‘You meet your brother. He is a stranger.’ And he asks: what can the forms of poetry do? What wounds are inflicted, spaces guarded by the sonnet’s chain rhymes, the concrete poem? Is the poem a wall or a door? What mirror can it hold up to magistrates and snipers, or prisoners and ghosts?

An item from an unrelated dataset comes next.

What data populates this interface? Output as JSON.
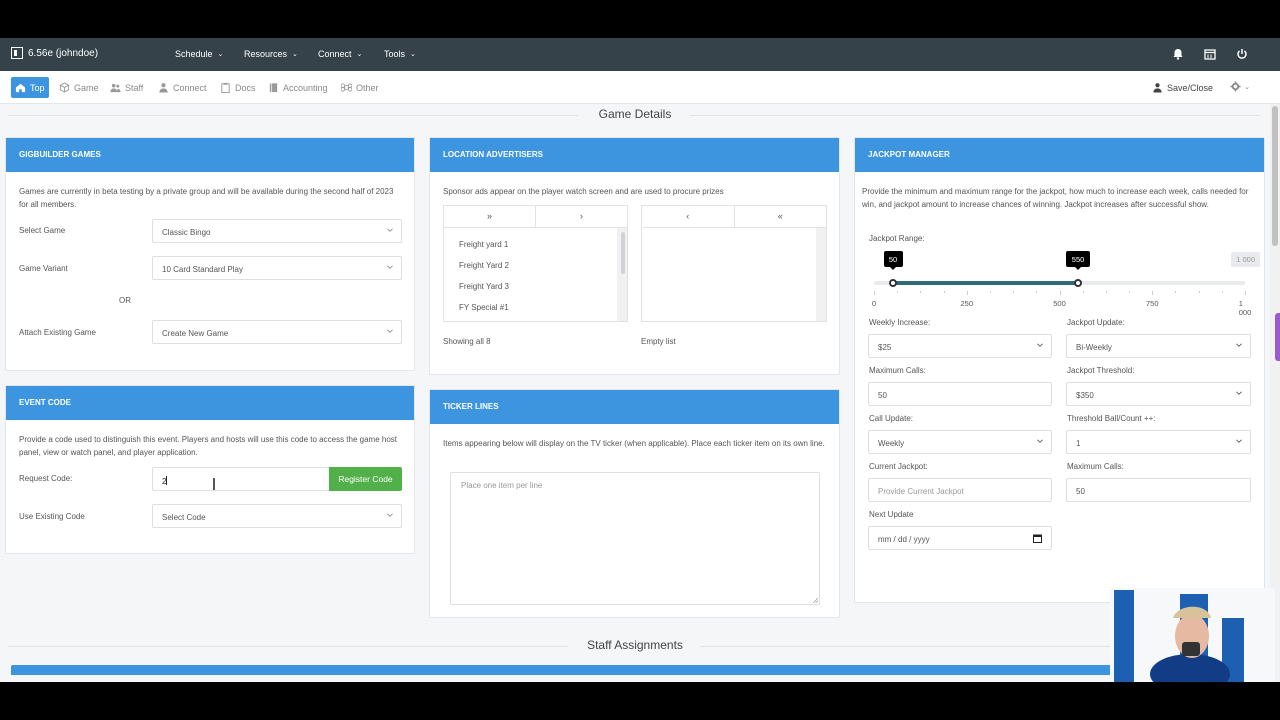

These questions do not have easy answers, least of all in Aida camp, where Steve Willey records some aspects of the living and world-making that is still possible in Palestine. That poems, even ones as careful and alert and resourceful as these, cannot answer such questions is—as Willey knows—the least of it. All the same, his poems keep watch, from Whitechapel to Qalandia. And watching is useless and wrong but it is still a form that love, and poems, can take in this violated world. ‘fold it back into the form that is your / love— / & feel the fragility— / … & incrementally sharpen, blacken the / page—’ like a rubbed-out space, a stolen country, or a sky prepared for stars.